Search the entries below for the string "Products" and copy the lines that hold it.
** Opening INPUT RECORDS block **
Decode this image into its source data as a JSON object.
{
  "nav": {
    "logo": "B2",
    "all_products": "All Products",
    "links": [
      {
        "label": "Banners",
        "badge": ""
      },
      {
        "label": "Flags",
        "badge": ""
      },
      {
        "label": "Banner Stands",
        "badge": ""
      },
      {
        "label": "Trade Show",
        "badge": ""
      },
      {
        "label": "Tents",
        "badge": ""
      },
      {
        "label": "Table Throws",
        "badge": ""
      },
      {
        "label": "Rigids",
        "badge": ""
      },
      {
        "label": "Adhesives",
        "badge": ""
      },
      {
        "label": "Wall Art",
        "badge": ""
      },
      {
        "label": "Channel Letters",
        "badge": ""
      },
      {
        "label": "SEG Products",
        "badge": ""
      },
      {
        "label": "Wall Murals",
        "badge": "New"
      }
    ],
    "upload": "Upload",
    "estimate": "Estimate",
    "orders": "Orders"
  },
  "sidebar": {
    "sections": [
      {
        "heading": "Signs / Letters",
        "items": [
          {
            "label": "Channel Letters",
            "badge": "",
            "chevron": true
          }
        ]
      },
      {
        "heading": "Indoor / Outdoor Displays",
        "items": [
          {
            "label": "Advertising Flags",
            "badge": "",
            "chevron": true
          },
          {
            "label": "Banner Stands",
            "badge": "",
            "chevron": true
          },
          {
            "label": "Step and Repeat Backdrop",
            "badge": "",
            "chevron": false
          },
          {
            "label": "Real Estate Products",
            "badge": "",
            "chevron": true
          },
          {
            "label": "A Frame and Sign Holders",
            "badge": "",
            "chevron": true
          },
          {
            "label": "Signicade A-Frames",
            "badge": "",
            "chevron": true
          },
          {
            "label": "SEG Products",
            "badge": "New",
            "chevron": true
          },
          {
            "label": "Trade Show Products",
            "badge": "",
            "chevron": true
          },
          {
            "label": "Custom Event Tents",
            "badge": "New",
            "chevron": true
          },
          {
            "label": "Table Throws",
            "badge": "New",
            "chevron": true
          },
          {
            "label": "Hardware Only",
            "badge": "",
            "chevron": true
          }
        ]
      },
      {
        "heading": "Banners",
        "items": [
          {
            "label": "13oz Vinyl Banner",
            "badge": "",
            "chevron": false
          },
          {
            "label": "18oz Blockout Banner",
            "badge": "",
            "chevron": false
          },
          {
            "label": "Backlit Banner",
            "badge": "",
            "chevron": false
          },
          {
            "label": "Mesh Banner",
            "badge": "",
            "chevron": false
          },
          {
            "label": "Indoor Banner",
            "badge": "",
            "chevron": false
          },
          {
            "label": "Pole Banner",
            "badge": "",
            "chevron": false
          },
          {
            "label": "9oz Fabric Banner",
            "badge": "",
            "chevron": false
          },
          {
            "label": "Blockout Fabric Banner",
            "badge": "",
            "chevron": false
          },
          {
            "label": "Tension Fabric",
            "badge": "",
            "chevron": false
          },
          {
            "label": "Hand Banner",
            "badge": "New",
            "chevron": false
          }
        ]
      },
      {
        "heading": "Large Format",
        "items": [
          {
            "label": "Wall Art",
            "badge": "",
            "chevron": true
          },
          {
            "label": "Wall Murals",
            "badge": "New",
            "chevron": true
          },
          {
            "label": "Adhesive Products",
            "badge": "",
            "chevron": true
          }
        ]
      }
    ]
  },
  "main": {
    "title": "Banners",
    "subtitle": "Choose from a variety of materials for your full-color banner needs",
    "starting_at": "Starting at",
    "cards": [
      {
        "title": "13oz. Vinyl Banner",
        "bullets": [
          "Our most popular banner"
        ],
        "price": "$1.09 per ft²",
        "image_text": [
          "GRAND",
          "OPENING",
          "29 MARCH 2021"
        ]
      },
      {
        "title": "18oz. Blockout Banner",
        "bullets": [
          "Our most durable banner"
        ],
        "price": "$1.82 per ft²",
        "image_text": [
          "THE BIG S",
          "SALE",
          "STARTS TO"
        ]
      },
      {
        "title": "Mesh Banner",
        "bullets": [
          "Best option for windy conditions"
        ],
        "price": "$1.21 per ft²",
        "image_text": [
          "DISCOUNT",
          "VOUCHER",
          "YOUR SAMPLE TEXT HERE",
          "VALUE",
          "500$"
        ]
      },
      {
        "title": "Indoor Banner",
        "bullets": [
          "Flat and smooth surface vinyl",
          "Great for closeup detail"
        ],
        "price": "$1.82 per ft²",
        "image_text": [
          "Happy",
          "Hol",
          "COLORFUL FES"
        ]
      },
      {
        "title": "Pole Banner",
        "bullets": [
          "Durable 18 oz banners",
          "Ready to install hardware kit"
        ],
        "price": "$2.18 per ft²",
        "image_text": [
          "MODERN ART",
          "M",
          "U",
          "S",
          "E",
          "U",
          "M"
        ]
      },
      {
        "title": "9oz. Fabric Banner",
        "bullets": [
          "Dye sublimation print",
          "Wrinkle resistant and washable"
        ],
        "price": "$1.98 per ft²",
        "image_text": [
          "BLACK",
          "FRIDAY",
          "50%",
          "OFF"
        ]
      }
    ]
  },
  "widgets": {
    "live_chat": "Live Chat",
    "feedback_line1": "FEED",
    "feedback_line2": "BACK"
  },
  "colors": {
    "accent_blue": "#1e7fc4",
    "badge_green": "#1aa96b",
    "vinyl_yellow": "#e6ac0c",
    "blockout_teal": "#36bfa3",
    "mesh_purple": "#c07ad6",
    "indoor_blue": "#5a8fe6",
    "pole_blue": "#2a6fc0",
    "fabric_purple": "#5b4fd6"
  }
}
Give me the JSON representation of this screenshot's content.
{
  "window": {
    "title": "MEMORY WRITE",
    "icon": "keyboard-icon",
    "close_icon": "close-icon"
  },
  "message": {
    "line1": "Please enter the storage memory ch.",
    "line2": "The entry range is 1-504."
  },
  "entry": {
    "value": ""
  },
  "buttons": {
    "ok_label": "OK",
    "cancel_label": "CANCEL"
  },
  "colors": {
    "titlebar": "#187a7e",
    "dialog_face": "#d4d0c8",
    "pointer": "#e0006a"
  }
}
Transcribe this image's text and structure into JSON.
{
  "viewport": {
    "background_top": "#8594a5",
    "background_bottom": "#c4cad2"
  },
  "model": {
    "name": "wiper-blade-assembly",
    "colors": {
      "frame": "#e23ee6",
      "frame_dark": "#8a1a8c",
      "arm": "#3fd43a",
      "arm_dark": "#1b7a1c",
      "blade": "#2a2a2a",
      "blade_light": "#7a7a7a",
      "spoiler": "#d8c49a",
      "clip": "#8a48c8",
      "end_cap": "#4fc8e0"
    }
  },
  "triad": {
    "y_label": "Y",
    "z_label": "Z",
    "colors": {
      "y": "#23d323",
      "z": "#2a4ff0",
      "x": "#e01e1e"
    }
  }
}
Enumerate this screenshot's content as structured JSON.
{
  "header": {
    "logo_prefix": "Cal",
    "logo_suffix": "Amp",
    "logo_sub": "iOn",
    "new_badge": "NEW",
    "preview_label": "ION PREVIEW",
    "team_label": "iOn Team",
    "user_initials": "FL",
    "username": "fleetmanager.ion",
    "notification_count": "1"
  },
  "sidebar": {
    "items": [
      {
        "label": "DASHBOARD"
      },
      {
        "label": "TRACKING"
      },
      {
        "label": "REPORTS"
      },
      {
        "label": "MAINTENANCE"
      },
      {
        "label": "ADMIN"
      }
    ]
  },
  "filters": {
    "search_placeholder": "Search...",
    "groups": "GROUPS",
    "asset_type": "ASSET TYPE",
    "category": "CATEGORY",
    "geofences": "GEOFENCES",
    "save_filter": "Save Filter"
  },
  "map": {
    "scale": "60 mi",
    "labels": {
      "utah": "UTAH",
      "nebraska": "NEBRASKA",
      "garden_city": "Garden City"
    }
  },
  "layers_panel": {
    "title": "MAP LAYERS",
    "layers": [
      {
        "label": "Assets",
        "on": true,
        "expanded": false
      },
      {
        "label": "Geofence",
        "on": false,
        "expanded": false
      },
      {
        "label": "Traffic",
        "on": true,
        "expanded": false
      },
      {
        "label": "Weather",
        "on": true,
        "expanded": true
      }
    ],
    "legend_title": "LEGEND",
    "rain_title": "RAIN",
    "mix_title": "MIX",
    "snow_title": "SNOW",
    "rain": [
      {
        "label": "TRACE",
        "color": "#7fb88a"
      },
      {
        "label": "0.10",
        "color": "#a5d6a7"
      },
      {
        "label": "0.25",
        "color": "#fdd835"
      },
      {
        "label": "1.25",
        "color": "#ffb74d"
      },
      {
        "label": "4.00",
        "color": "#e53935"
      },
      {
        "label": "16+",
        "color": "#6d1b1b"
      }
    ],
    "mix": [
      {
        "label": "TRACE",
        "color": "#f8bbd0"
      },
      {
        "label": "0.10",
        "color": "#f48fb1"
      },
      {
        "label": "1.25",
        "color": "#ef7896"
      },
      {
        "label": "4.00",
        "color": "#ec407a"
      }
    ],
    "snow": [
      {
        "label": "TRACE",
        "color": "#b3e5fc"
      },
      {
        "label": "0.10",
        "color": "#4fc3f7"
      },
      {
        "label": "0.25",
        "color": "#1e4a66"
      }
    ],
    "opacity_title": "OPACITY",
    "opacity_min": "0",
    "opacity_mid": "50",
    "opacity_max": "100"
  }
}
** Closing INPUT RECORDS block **
OUTPUT OF THE EXERCISE:
    "all_products": "All Products",
        "label": "SEG Products",
            "label": "Real Estate Products",
            "label": "SEG Products",
            "label": "Trade Show Products",
            "label": "Adhesive Products",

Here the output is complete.